# PROBLEM TO SOLVE
Please return every line in the following data that includes the string "Shrek".
(Beginning of SOURCE INFORMATION)
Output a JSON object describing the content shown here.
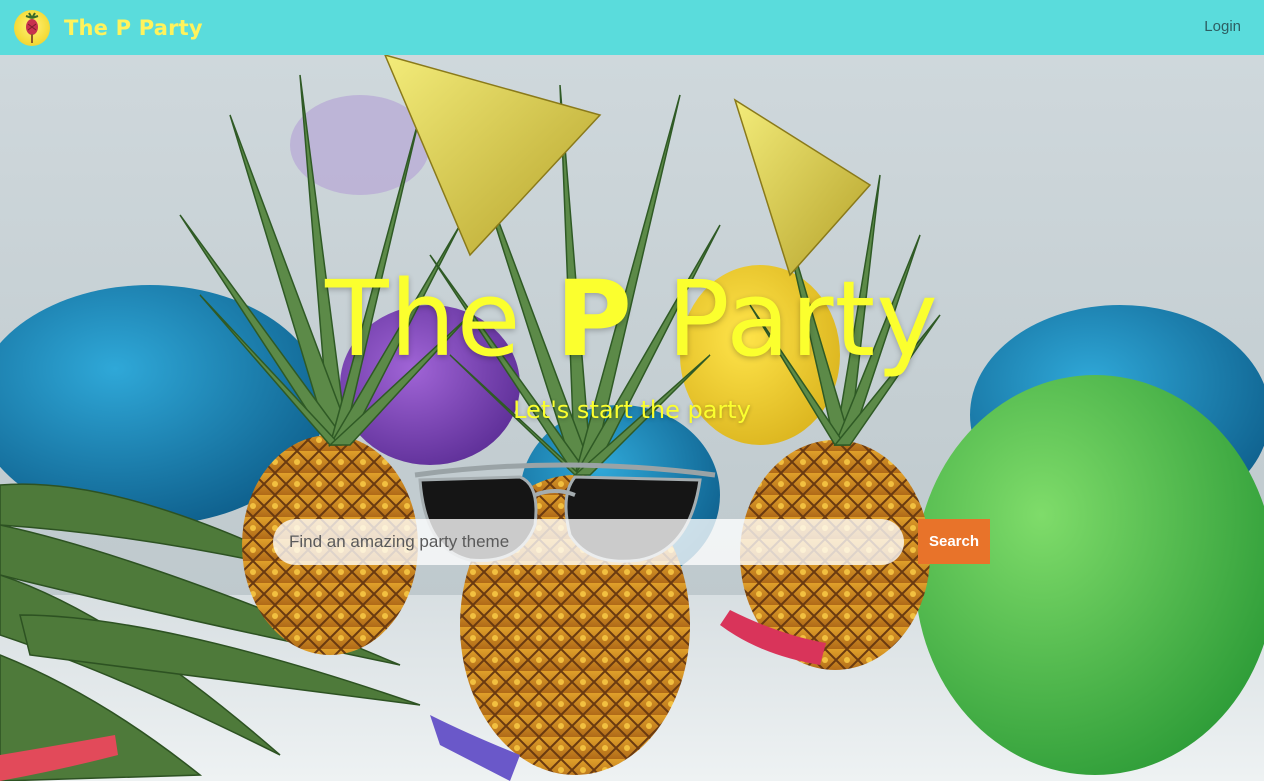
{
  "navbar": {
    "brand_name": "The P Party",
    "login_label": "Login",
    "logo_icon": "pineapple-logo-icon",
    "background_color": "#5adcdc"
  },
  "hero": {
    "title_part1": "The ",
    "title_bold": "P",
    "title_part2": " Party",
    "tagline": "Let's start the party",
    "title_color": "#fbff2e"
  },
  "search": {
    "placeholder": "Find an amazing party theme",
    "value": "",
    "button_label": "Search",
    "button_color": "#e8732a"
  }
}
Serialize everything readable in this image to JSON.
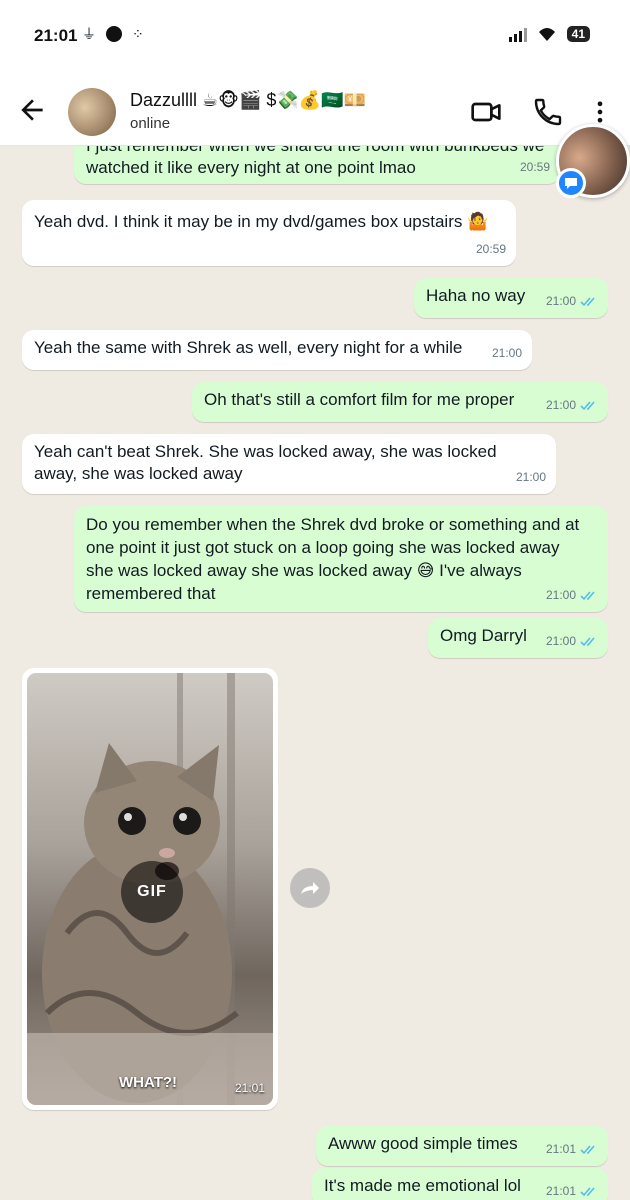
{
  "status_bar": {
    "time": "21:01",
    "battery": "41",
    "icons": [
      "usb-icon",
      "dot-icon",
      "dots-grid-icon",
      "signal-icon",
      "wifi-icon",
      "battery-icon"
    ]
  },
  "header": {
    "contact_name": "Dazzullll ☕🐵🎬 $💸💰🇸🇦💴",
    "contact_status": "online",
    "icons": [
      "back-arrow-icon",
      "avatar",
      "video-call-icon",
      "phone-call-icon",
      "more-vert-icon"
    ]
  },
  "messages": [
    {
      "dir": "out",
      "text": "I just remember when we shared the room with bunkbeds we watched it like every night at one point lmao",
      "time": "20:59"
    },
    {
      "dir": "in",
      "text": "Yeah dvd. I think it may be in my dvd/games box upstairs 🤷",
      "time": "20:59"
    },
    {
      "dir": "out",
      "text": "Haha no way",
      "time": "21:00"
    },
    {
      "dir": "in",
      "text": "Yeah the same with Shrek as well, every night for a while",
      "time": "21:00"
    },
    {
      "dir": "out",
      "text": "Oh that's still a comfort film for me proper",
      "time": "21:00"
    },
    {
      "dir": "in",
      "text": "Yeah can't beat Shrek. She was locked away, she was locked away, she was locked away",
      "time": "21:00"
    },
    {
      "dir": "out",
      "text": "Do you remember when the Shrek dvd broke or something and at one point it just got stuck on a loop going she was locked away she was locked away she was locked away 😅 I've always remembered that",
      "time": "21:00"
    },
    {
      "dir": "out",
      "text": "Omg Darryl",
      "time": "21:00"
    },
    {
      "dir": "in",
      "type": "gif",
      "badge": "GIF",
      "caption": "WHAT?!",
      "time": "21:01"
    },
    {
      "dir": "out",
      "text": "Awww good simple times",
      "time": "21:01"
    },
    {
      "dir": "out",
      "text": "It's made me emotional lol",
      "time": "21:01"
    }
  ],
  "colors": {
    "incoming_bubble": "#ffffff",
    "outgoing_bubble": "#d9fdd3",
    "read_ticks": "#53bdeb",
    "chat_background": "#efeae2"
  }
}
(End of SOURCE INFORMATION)
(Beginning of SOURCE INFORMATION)
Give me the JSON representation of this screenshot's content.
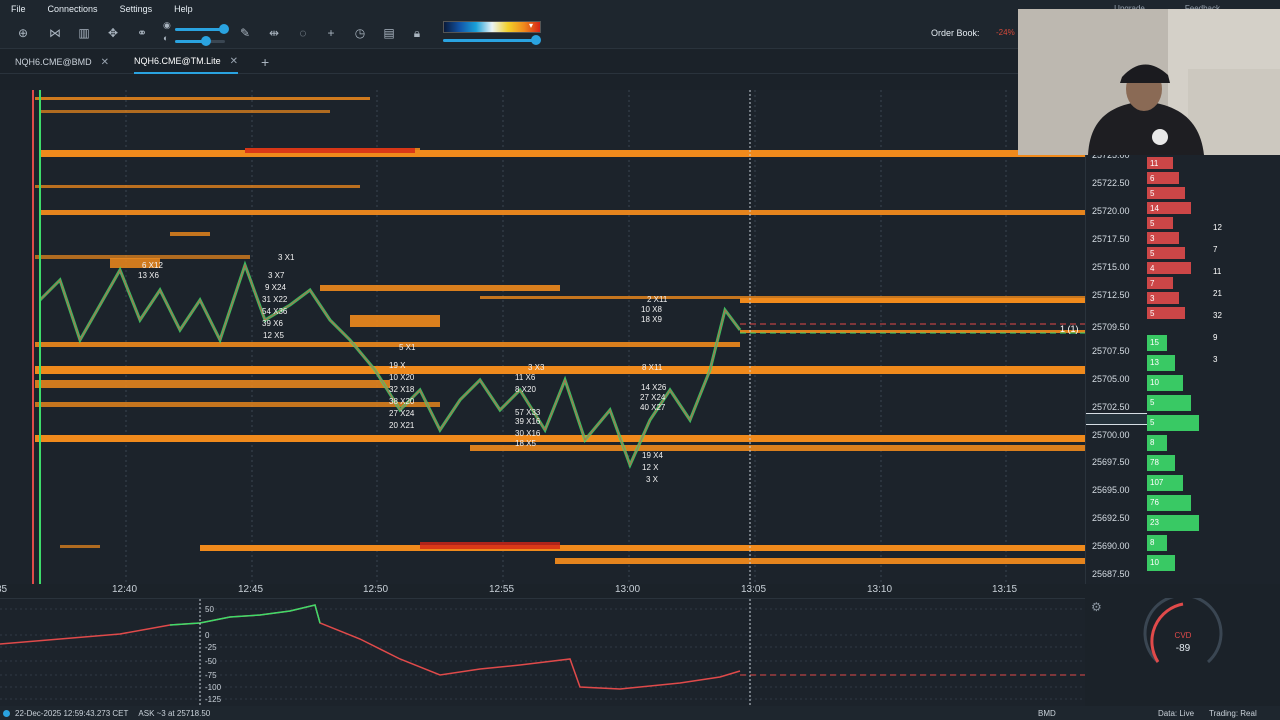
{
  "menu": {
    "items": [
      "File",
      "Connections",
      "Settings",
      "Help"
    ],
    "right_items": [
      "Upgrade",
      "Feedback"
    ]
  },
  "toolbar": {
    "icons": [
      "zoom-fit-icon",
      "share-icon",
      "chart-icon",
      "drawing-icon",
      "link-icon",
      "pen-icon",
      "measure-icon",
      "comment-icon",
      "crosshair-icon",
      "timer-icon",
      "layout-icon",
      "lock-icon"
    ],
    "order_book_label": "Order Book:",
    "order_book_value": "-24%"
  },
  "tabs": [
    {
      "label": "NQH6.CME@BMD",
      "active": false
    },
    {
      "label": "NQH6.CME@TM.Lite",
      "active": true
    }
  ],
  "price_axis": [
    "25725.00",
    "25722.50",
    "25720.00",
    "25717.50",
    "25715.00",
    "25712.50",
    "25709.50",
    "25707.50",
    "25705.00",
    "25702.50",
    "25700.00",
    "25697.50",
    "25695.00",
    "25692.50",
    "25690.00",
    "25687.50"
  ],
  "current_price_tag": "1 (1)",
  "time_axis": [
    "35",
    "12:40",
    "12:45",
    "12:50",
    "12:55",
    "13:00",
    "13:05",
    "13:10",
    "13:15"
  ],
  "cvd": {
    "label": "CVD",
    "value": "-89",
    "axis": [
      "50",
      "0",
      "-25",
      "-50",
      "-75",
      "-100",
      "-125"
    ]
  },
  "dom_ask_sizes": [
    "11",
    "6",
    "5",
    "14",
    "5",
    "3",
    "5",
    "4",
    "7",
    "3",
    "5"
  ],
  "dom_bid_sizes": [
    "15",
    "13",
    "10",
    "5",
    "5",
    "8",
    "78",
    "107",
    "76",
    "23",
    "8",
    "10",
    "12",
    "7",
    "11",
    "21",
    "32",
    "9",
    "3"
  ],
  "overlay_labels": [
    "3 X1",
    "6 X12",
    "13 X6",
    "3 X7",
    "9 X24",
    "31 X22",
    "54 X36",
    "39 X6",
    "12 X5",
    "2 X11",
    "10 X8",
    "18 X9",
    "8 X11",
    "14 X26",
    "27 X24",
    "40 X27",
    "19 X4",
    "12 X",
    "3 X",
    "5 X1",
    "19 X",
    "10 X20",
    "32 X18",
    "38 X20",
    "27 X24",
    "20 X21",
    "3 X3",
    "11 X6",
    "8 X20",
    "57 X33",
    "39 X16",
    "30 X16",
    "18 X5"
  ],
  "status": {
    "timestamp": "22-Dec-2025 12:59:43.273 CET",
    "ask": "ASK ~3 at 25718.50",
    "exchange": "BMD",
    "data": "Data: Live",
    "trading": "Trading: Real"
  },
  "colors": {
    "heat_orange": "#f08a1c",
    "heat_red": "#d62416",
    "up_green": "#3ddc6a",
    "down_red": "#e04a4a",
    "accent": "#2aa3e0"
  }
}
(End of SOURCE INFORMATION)
# ANSWER
      "text": "Yeah the same with Shrek as well, every night for a while",
      "text": "Yeah can't beat Shrek. She was locked away, she was locked away, she was locked away",
      "text": "Do you remember when the Shrek dvd broke or something and at one point it just got stuck on a loop going she was locked away she was locked away she was locked away 😅 I've always remembered that",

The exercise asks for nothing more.